The British Empire began its demise with the birth of the Indian and Pakistan republics with the flight of millions and wholesale slaughter as Vietnam, Indonesia and other colonies around the globe vied for freedom. 1948 also marked the creation of the state of Israel, the refugee flight of Palestinians and the first Arab-Israeli war as well as the victories of Communist armies that led to their final triumph in China, the coming of apartheid to South Africa, the division of Korea, major technological change and the rolling out of the welfare state against a backdrop of events that ensured the global order would never be the same again. This dynamic narrative spans the planet with overlapping epic episodes featuring such historic figures as Truman and Marshall, Stalin and Molotov, Attlee and Bevin, De Gaulle and Adenauer, Mao Zedong and Chiang Kai-shek, Nehru and Jinnah, Ben Gurion and the Arab leaders.

Between them, they forged the path to our modern world.

Staff Reviews

Jonathan Fenby, a former editor of The Observer and the South China Post, has done readers of modern history a huge service. For most of us, the details and outcome of the 2nd World War stick well in the mind. But the confused and changing period in the latter half of 1947 and the first half of 1948 is much less well remembered.

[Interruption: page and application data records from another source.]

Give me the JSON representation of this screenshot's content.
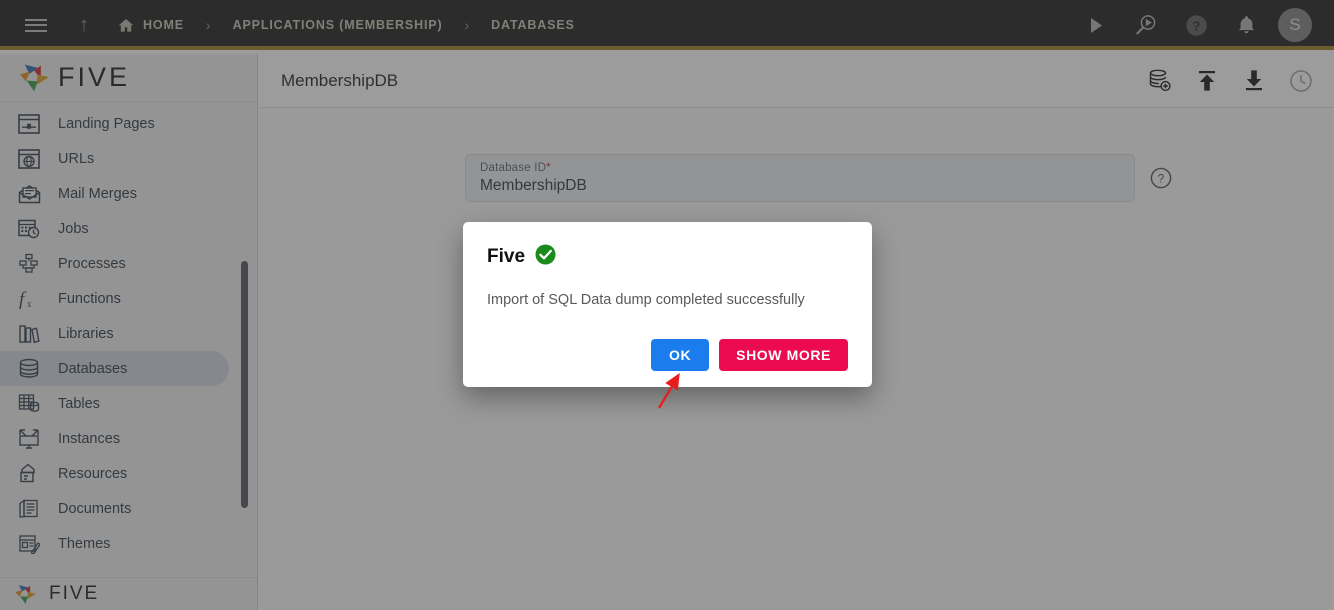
{
  "topnav": {
    "menu_icon": "hamburger-icon",
    "up_icon": "arrow-up-icon",
    "breadcrumbs": [
      {
        "label": "HOME",
        "icon": "home-icon"
      },
      {
        "label": "APPLICATIONS (MEMBERSHIP)",
        "icon": ""
      },
      {
        "label": "DATABASES",
        "icon": ""
      }
    ],
    "separator": "›",
    "actions": [
      {
        "name": "run-icon",
        "title": "Run"
      },
      {
        "name": "debug-search-icon",
        "title": "Run with debug"
      },
      {
        "name": "help-icon",
        "title": "Help"
      },
      {
        "name": "notifications-bell-icon",
        "title": "Notifications"
      }
    ],
    "avatar_initial": "S",
    "accent_bar_color": "#9a7b1c",
    "background_color": "#161616"
  },
  "sidebar": {
    "logo_text": "FIVE",
    "footer_logo_text": "FIVE",
    "items": [
      {
        "label": "Landing Pages",
        "icon": "landing-page-icon",
        "active": false
      },
      {
        "label": "URLs",
        "icon": "globe-window-icon",
        "active": false
      },
      {
        "label": "Mail Merges",
        "icon": "mail-merge-icon",
        "active": false
      },
      {
        "label": "Jobs",
        "icon": "calendar-clock-icon",
        "active": false
      },
      {
        "label": "Processes",
        "icon": "flowchart-icon",
        "active": false
      },
      {
        "label": "Functions",
        "icon": "function-fx-icon",
        "active": false
      },
      {
        "label": "Libraries",
        "icon": "books-icon",
        "active": false
      },
      {
        "label": "Databases",
        "icon": "database-icon",
        "active": true
      },
      {
        "label": "Tables",
        "icon": "table-icon",
        "active": false
      },
      {
        "label": "Instances",
        "icon": "monitor-instance-icon",
        "active": false
      },
      {
        "label": "Resources",
        "icon": "resources-icon",
        "active": false
      },
      {
        "label": "Documents",
        "icon": "documents-icon",
        "active": false
      },
      {
        "label": "Themes",
        "icon": "themes-icon",
        "active": false
      }
    ]
  },
  "main": {
    "title": "MembershipDB",
    "toolbar": [
      {
        "name": "add-database-icon",
        "disabled": false
      },
      {
        "name": "upload-icon",
        "disabled": false
      },
      {
        "name": "download-icon",
        "disabled": false
      },
      {
        "name": "history-clock-icon",
        "disabled": true
      }
    ],
    "field": {
      "label": "Database ID",
      "required_mark": "*",
      "value": "MembershipDB",
      "placeholder": "Database ID",
      "help_icon": "help-question-icon"
    }
  },
  "dialog": {
    "title": "Five",
    "status_icon": "success-check-icon",
    "status_color": "#1a8a1a",
    "message": "Import of SQL Data dump completed successfully",
    "buttons": [
      {
        "label": "OK",
        "name": "ok-button",
        "color": "#1b7ced"
      },
      {
        "label": "SHOW MORE",
        "name": "show-more-button",
        "color": "#ec0a50"
      }
    ]
  },
  "annotation": {
    "arrow_color": "#e81c1c",
    "points_to": "ok-button"
  }
}
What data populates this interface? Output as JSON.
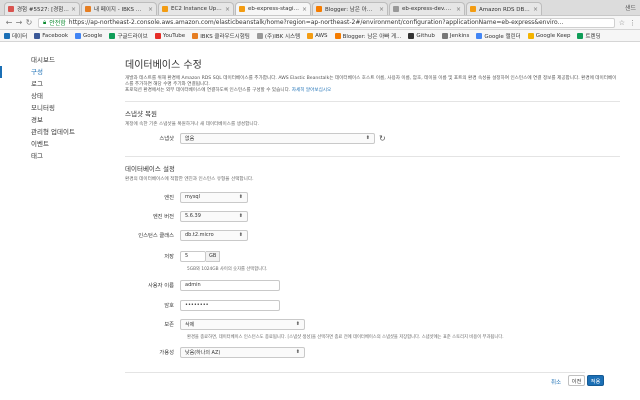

As the Cold War gathered pace, political leaders of all persuasions had to adjust to new circumstances and make decisions whose outcome was hard to predict. In some cases, getting it wrong could have turned the Cold War into a hot one. That this didn't happen was as much a matter of chance as that of statesmanship. Pre-war colonial regimes from the Dutch East Indies to the Gold Coast in Africa felt the winds of change; the United States put aside its isolation and took on the role of world policeman; the US-proposed Marshall Plan was devised - adopted by Western Europe, rejected by the Kremlin and its compliant satellites in Eastern Europe; the seeds of trouble in the Middle East were sown with the ending of the British mandate in Palestine and the creation of the new state of Israel - a conflict between Jew and Arab that is unresolved to this day. Jonathan Fenby's command of detail and his global approach is remarkable. There are incidents and personality profiles recorded that many readers will have forgotten, if they ever knew. His month by month narrative is not the easiest to follow: you can feel some breathlessness in digesting a snapshot of developments in one country before rapidly passing on to another. But the overall picture is a fascinating one and makes one realise how much of our modern world was forged 70-odd years ago. Ian Hay-Campbell Friends of the National Archives http://nationalarchives.gov.uk/get-involved/friends.htm Friends of The National Archives